Its origins can be found in traditional African Caribbean music as well as US R&B. Ska and rocksteady are 1960s precursors of reggae. In 1963, Jackie Mittoo, pianist with the ska band The Skatalites was asked to run sessions and compose original music by record producer Coxsone Dodd at his Studio One record studio. Mittoo, with the help of drummer Lloyd Knibbs, turned the traditional ska beat into reggae, slowing the rhythm down in the process. Bob Marley, who popularized reggae worldwide, also recorded rocksteady records early in his career. By the late 1960s reggae was already getting radio play in the UK on John Peel's radio show.
It is thought that the word "Reggae" was first used by the Ska group Toots and the Maytals, who coined the phrase in the title of their hit Do the Reggay in the early sixties.
In Jamaica however, new styles are nowadays becoming more popular, among them, dancehall and ragga (also known as raggamuffin). Mixing techniques employed in dub, an instrumental sub-style of reggae, influenced hip hop, drum and bass and other styles.

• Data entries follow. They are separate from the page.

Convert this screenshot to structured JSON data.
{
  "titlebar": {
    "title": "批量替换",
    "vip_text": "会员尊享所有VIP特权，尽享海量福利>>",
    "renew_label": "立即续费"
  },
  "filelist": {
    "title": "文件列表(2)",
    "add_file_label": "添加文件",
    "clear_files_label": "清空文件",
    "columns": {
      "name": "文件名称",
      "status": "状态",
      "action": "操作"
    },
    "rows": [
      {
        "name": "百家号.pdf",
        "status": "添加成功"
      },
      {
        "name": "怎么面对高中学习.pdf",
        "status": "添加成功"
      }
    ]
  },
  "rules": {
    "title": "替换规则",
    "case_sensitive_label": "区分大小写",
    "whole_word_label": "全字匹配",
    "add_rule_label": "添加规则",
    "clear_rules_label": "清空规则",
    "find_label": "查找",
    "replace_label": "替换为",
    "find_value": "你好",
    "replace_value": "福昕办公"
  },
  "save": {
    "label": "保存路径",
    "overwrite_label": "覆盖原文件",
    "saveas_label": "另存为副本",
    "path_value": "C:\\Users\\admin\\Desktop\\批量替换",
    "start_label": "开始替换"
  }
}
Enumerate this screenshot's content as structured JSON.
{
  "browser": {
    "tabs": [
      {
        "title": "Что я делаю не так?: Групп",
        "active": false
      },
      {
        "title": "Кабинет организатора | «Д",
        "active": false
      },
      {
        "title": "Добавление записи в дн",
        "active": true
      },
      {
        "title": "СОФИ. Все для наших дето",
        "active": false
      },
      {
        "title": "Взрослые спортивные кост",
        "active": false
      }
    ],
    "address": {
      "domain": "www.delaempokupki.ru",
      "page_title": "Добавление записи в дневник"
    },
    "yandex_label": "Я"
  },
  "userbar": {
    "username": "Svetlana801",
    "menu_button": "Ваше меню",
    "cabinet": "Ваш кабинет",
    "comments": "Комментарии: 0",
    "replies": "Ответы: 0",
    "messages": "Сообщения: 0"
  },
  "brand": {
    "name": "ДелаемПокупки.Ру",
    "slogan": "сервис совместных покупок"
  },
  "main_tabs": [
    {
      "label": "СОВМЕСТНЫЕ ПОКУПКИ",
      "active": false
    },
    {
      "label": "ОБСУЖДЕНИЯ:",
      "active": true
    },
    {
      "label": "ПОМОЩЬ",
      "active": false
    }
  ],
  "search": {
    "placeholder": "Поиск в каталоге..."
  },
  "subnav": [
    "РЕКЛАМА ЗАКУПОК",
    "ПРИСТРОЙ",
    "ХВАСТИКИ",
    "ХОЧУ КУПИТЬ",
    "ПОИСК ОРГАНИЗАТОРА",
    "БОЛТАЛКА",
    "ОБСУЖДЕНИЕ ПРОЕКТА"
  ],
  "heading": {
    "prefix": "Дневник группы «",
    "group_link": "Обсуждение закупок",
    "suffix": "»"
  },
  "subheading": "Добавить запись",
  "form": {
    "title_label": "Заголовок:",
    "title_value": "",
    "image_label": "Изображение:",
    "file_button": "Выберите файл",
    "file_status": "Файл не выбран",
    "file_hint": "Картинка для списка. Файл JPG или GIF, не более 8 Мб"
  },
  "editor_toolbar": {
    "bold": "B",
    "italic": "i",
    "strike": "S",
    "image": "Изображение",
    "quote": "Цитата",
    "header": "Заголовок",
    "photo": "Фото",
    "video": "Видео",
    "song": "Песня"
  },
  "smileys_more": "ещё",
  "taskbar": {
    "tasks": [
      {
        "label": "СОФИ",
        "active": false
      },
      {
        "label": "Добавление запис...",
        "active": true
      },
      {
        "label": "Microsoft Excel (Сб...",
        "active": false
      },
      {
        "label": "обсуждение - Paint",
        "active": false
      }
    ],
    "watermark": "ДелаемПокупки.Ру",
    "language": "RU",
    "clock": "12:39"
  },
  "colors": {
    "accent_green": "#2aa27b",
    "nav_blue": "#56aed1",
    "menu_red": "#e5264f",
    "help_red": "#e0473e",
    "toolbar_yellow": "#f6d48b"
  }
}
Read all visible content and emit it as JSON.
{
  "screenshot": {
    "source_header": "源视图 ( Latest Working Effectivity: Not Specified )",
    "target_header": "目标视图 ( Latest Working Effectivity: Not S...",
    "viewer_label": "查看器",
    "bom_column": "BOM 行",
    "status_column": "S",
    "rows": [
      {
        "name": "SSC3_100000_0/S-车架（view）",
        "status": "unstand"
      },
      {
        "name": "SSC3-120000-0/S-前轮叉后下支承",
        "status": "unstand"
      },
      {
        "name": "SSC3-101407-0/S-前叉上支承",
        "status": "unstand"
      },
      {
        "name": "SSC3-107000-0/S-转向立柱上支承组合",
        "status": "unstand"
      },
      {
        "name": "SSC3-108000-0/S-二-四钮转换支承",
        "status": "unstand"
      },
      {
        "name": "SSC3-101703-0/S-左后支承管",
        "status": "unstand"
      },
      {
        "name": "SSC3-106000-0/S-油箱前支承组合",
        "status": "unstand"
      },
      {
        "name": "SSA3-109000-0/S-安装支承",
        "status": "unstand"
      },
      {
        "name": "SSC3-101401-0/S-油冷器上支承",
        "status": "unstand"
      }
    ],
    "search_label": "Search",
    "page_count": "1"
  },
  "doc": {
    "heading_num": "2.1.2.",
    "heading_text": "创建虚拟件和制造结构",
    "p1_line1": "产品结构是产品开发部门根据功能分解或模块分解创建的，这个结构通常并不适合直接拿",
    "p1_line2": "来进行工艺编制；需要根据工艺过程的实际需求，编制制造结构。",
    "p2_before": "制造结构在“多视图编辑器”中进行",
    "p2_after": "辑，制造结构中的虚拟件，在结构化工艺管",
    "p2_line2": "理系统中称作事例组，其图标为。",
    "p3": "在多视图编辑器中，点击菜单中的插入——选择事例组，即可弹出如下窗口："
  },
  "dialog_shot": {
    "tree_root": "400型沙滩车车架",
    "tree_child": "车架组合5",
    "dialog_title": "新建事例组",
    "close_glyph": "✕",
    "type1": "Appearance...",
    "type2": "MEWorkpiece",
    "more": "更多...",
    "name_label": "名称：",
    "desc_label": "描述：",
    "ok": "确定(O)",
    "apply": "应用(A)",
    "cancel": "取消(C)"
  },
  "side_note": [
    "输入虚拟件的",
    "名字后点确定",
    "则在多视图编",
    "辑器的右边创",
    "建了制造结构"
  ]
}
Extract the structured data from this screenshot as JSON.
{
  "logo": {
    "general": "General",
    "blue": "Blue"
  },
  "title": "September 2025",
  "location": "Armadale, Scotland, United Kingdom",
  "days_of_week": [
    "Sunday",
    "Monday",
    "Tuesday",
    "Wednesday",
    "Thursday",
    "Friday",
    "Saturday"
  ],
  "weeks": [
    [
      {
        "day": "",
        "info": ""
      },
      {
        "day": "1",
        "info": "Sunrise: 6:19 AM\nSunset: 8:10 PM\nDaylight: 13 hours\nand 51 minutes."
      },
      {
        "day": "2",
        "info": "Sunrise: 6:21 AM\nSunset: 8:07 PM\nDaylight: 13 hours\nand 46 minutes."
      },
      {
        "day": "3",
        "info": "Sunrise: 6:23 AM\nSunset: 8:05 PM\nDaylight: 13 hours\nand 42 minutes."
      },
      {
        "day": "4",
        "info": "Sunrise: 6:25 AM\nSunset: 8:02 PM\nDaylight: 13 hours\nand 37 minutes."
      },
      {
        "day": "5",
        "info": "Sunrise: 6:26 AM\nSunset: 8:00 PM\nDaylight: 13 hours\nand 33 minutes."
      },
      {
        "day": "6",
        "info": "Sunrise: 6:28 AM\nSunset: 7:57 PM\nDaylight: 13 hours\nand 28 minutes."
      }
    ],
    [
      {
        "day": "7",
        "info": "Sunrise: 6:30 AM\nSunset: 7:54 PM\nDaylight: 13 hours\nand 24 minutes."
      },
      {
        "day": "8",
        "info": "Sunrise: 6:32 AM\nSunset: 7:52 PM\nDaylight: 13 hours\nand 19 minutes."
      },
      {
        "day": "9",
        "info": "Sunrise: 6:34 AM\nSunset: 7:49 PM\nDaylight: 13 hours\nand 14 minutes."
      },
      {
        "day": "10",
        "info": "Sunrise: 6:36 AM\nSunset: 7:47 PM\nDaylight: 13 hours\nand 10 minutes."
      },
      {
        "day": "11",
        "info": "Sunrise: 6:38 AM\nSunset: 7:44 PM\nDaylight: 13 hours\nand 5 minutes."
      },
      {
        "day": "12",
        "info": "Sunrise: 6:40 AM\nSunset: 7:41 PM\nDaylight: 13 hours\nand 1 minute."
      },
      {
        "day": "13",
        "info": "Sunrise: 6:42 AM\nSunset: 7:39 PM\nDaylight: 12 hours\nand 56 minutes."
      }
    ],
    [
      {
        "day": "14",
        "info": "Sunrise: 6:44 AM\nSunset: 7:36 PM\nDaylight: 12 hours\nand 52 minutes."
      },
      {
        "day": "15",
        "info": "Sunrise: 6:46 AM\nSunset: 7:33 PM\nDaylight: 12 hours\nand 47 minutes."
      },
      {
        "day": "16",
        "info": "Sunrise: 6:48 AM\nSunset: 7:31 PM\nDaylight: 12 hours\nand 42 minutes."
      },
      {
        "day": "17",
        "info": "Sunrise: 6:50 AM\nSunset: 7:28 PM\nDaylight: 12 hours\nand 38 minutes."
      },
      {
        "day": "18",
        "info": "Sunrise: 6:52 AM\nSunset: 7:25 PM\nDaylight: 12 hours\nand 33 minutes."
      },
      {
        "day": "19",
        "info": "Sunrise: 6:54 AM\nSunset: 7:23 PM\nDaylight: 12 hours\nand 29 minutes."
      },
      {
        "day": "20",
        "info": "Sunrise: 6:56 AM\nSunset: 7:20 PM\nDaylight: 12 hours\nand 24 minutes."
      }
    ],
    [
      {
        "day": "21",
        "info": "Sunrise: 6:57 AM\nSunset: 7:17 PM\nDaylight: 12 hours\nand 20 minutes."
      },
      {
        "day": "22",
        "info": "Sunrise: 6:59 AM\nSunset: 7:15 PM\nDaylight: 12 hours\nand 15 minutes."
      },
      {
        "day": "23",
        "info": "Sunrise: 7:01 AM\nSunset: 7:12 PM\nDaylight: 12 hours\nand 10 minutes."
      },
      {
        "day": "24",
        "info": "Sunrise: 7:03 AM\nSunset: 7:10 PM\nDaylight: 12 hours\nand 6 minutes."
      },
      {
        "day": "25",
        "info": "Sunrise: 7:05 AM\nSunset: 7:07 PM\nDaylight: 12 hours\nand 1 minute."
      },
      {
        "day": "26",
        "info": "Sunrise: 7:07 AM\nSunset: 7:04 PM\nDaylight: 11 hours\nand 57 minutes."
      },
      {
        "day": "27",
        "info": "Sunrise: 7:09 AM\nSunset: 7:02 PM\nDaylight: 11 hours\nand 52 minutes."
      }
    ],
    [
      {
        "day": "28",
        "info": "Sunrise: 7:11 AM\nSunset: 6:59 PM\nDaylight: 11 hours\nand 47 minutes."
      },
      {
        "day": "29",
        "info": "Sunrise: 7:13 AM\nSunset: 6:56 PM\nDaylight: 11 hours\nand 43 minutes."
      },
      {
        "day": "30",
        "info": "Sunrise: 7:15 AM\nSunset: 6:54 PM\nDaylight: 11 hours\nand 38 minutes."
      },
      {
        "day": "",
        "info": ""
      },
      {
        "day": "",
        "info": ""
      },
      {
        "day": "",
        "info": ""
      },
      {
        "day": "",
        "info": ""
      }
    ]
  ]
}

The toasting or dee jaying first used by artists such as U-Roy and Dillinger had a world-wide impact because Jamaican DJ Kool Herc used them as he pioneered a new style that subsequently became hip hop or rap music. In the Jamaican sense of the word, a "DJ" is an "MC" or rapper, whereas the term "DJ" describes the music selector in the US. Therefore what is called dee jaying, toasting or chatting in Jamaica is called rapping in most other parts of the world.
Roots is the name given to specifically Rastafarian reggae music. It is a spiritual type of music, whose lyrics are predominantly in praise of Jah (God).
Recurrent lyrical themes include poverty and resistance to government oppression. The creative pinnacle of roots reggae is arguably in the late 1970s, with singers such as Johnny Clarke, Horace Andy, Barrington Levy, and Lincoln Thompson teaming up with studio producers including Lee 'Scratch' Perry, King Tubby, and Coxsone Dodd. The experimental pioneering of such producers within often restricted technological parameters gave birth to dub music, and is seen by some music historians as one of the earliest (albeit analogue) contributions to the development of techno.
Roots reggae was an important part of Jamaican culture, and whilst other forms of reggae have replaced it in terms of popularity in Jamaica (Dancehall for instance), roots reggae has found a small, but growing, niche globally.
One of the main themes of reggae music has been social liberation. This has both political and religious aspects. The music attempts to raise the political consciousness of the audience:
The American dream
Is not what it seem.
Why do you slumber?
(Jimmy Cliff, "American Dream" 1983)
Most people think
Great God will come from the sky
Take away everything
And make everybody feel high
But if you know what life is worth
You would look for yours on earth
And now you see the light
So stand up for your right.
(Bob Marley, Peter Tosh, "Get Up, Stand Up")
Repression of many kinds, and especially repression linked with the prohibition of ganja (marijuana), which is considered a sacrament by Rastafarians, is another recurring theme in the music.
References to cannabis have always been controversial, as have homophobic and misogynistic lyrics.
(Courtesy of Wikipedia)
The example below shows a simple one measure reggae pattern. The guitar is played will an upstroke on each "&."
1 & 2 & 3 & 4 &
up up up up
Try playing this pattern with the chord progression to Bob Marley's Stir It Up shown below.
| C / / / | C / / / | F / / / | G / / / |